allegations with proof.” Id; see also St.
Clair v. City of Chico, 880 F.2d 199, 201 (9th Cir.
1989) (party opposing 12(b)(1) motion must “present
affidavits or any other evidence necessary to satisfy its
burden of establishing that the court, in fact, possesses
subject matter jurisdiction”) (citation omitted);
accord Savage v. Glendale Union High School, Dist. No.
205, 343 F.3d 1036, 1039 n. 2 (9th Cir. 2003), cert.
denied, 541 U.S. 1009 (2004) (“Once the moving
party has converted the motion to dismiss into a factual
motion by presenting affidavits or other evidence properly
brought before the court, the party opposing the motion must
furnish affidavits or other evidence necessary to satisfy its
burden of establishing subject matter jurisdiction”).
Specifically, “[t]he plaintiff bears the burden of
proving by a preponderance of the evidence that each of the
requirements for subject-matter jurisdiction has been
met.” Leite, 749 F.3d at 1121; A.D. by
Carter v. Washburn, 2017 WL 1019685, at *4 (D. Ariz.
Mar. 16, 2017) (factual attacks to a plaintiff's standing
“requires the plaintiff to support its jurisdictional
allegations with competent proof, under the same evidentiary
standard applied on summary judgment”). The existence
of disputed material facts does not preclude the trial court
from evaluating the merits of jurisdictional claims, unless
those material disputed facts are intertwined with the merits
of a plaintiff's claim. White, 227 F.3d at 1242;
Leite, 749 F.3d at 1122 n.3.
support of its motion to dismiss, Jacksons furnished a
declaration from its Vice President and a copy of the
Authorization provided to Fisher. Plaintiffs do not dispute
the facts asserted therein or the authenticity of the
evidence presented by Jacksons. Instead, in support of their
opposition, Plaintiffs furnished two electronically-signed
declarations from the named Plaintiffs, Nelson and Fisher.
(Docs. 27-1 and 27-2). Jacksons objects to the Court's
consideration of these declarations on the grounds that they
are electronically signed and thus are inadmissible. (Doc. 30
argues that the Court lacks subject matter jurisdiction
because Plaintiffs have failed to establish they have
standing to sue under the EFTA. Article III provides that
federal courts may only exercise judicial power in the
context of “cases” and
“controversies.” U.S. Const. art. III, § 2,
cl. 1; Lujan, 504 U.S. at 559. For there to be a
case or controversy, the plaintiff must have standing to sue.
Spokeo, Inc. v. Robins, 136 S.Ct. 1540, 1547 (2016)
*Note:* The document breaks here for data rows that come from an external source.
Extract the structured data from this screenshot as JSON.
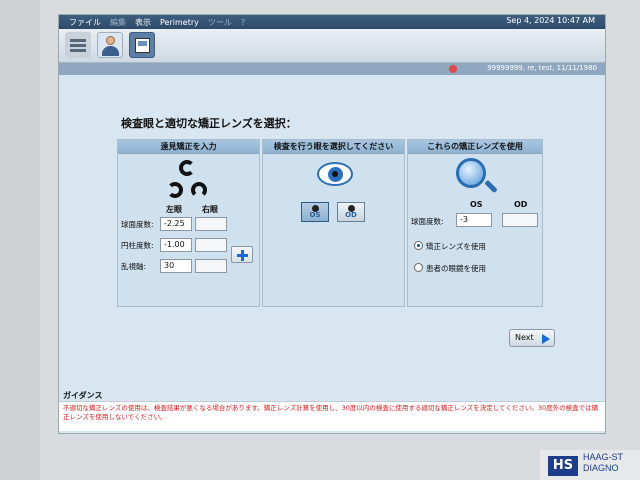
{
  "menubar": {
    "items": [
      "ファイル",
      "編集",
      "表示",
      "Perimetry",
      "ツール",
      "?"
    ],
    "date": "Sep 4, 2024 10:47 AM"
  },
  "patient": {
    "text": "99999999, re, test, 11/11/1980"
  },
  "page_title": "検査眼と適切な矯正レンズを選択：",
  "panel1": {
    "title": "遠見矯正を入力",
    "left_eye": "左眼",
    "right_eye": "右眼",
    "rows": [
      {
        "label": "球面度数:",
        "left": "-2.25",
        "right": ""
      },
      {
        "label": "円柱度数:",
        "left": "-1.00",
        "right": ""
      },
      {
        "label": "乱視軸:",
        "left": "30",
        "right": ""
      }
    ]
  },
  "panel2": {
    "title": "検査を行う眼を選択してください",
    "os_label": "OS",
    "od_label": "OD"
  },
  "panel3": {
    "title": "これらの矯正レンズを使用",
    "os_header": "OS",
    "od_header": "OD",
    "sphere_label": "球面度数:",
    "sphere_os": "-3",
    "sphere_od": "",
    "option1": "矯正レンズを使用",
    "option2": "患者の眼鏡を使用"
  },
  "next_label": "Next",
  "guidance": {
    "title": "ガイダンス",
    "text": "不適切な矯正レンズの使用は、検査結果が悪くなる場合があります。矯正レンズ計算を使用し、30度以内の検査に使用する適切な矯正レンズを決定してください。30度外の検査では矯正レンズを使用しないでください。"
  },
  "brand": {
    "line1": "HAAG-ST",
    "line2": "DIAGNO"
  }
}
(“Spokeo II”). See id. at n.6
(noting that even plaintiff who seek to “represent a
class must allege and show that they personally have been
injured”) (internal quotations omitted). Whether a